When I set out to look for my first horse, I looked for an aged dark bay gelding with no white on the feet, good conformation and a stable temperament. The breed was of no particular moment.
I looked in a lot of places. One February day, I walked into a horse's box, said "Hello" and put my hand on Tschuess's rump.
Bonding took place in a nanosecond! She treated me like an old friend from the very start.
Purebred Trakehner Tschuess was fourteen, a former broodmare with a copper-red summer coat, four socks and a blaze. She'd injured her right eye and had started a cataract. Herd boss to seven other mares, she was VERY alpha. Fundamentally bold and bright, she had an overlaying spookiness caused by losing eyesight. My experience riding horses with vision issues meant I could cope with her antics.
I started riding her that April. We had the usual disagreements about direction and speed, especially out on the trail. One day, I sat down the wrong way in the saddle to the point of ouchiness. I thought I'd have an argument over speed on the way back to her stable; instead, she walked as though on eggshells. She took really good care of me! A horse in a trillion!
I was able to buy her. She was the center of my life for the next twenty-two years.
Tschuess had a well-developed sense of humor, particularly under saddle. Her favorite "joke" was to wait until my attention wandered, jump up and take off at a gallop. She'd stop when I laughed! The first time she did this, we were pushing through two pines overgrowing the trail. I was hunched up with my head between my shoulders, my eyes mostly closed and my attention on not getting spiked by the trees.
In her thirty-second year, she started have trouble getting up. Four years later, her hind legs failed her completely. I had to have my beloved friend put to sleep.
She is buried in a corner of her paddock. Two years later, the ground is settling while grass has hidden the earth's scar, It's a peaceful corner, a place to meditate and listen to the birds.
She taught me so much, particularly about friendship. She is with me still.

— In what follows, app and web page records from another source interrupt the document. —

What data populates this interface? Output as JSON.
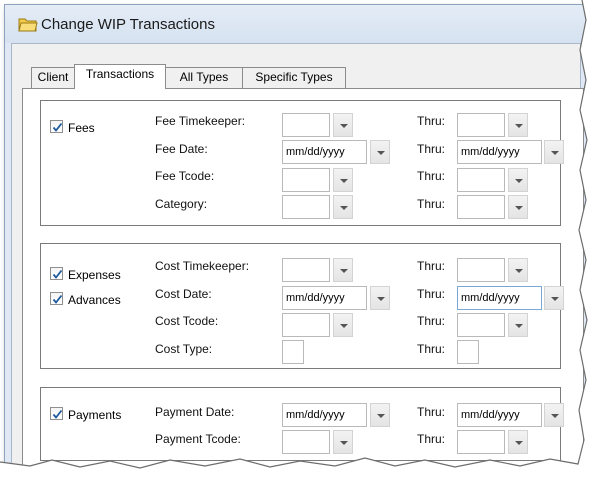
{
  "window": {
    "title": "Change WIP Transactions"
  },
  "tabs": [
    {
      "label": "Client"
    },
    {
      "label": "Transactions"
    },
    {
      "label": "All Types"
    },
    {
      "label": "Specific Types"
    }
  ],
  "fees": {
    "checkbox_label": "Fees",
    "checked": true,
    "timekeeper_label": "Fee Timekeeper:",
    "date_label": "Fee Date:",
    "tcode_label": "Fee Tcode:",
    "category_label": "Category:",
    "thru_label": "Thru:",
    "date_from": "mm/dd/yyyy",
    "date_thru": "mm/dd/yyyy"
  },
  "costs": {
    "expenses_label": "Expenses",
    "expenses_checked": true,
    "advances_label": "Advances",
    "advances_checked": true,
    "timekeeper_label": "Cost Timekeeper:",
    "date_label": "Cost Date:",
    "tcode_label": "Cost Tcode:",
    "type_label": "Cost Type:",
    "thru_label": "Thru:",
    "date_from": "mm/dd/yyyy",
    "date_thru": "mm/dd/yyyy"
  },
  "payments": {
    "checkbox_label": "Payments",
    "checked": true,
    "date_label": "Payment Date:",
    "tcode_label": "Payment Tcode:",
    "thru_label": "Thru:",
    "date_from": "mm/dd/yyyy",
    "date_thru": "mm/dd/yyyy"
  },
  "icons": {
    "title_icon": "folder-icon",
    "checkbox_mark": "checkmark-icon",
    "dropdown": "chevron-down-icon"
  },
  "colors": {
    "titlebar": "#dfe8f4",
    "window_border": "#8da2bd",
    "folder": "#f2cc4a"
  }
}
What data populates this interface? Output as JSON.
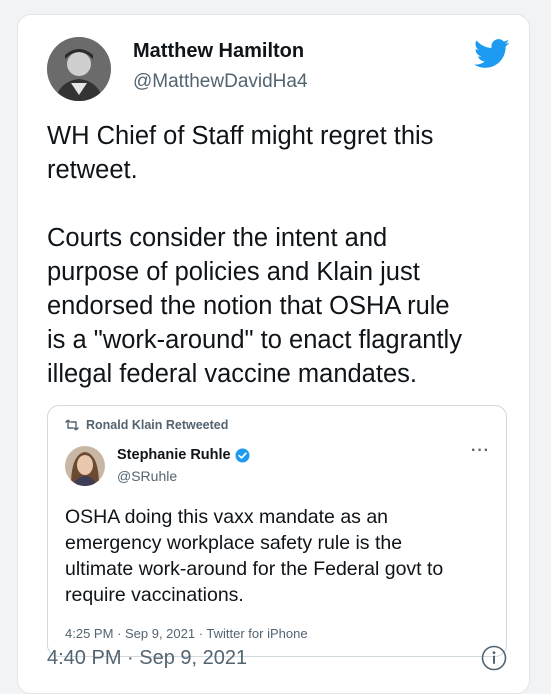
{
  "tweet": {
    "author_name": "Matthew Hamilton",
    "author_handle": "@MatthewDavidHa4",
    "text_paragraphs": [
      "WH Chief of Staff might regret this\nretweet.",
      "Courts consider the intent and\npurpose of policies and Klain just\nendorsed the notion that OSHA rule\nis a \"work-around\" to enact flagrantly\nillegal federal vaccine mandates."
    ],
    "timestamp": "4:40 PM · Sep 9, 2021",
    "brand_color": "#1d9bf0",
    "icons": {
      "logo": "twitter-bird-icon",
      "info": "info-icon"
    }
  },
  "quoted": {
    "retweeted_by": "Ronald Klain Retweeted",
    "author_name": "Stephanie Ruhle",
    "author_handle": "@SRuhle",
    "verified": true,
    "more_label": "···",
    "text": "OSHA doing this vaxx mandate as an\nemergency workplace safety rule is the\nultimate work-around for the Federal govt to\nrequire vaccinations.",
    "meta": "4:25 PM · Sep 9, 2021 · Twitter for iPhone",
    "icons": {
      "retweet": "retweet-icon",
      "verified": "verified-badge-icon",
      "more": "more-options-icon"
    }
  }
}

I'll write more about Tschuess and about some of the many other horses I've known. Expect a "vignette" a month. I'd write more were it not for the fact that as author of a self-published book, there are a great many things my book hobby has to have done, all of them time-consuming.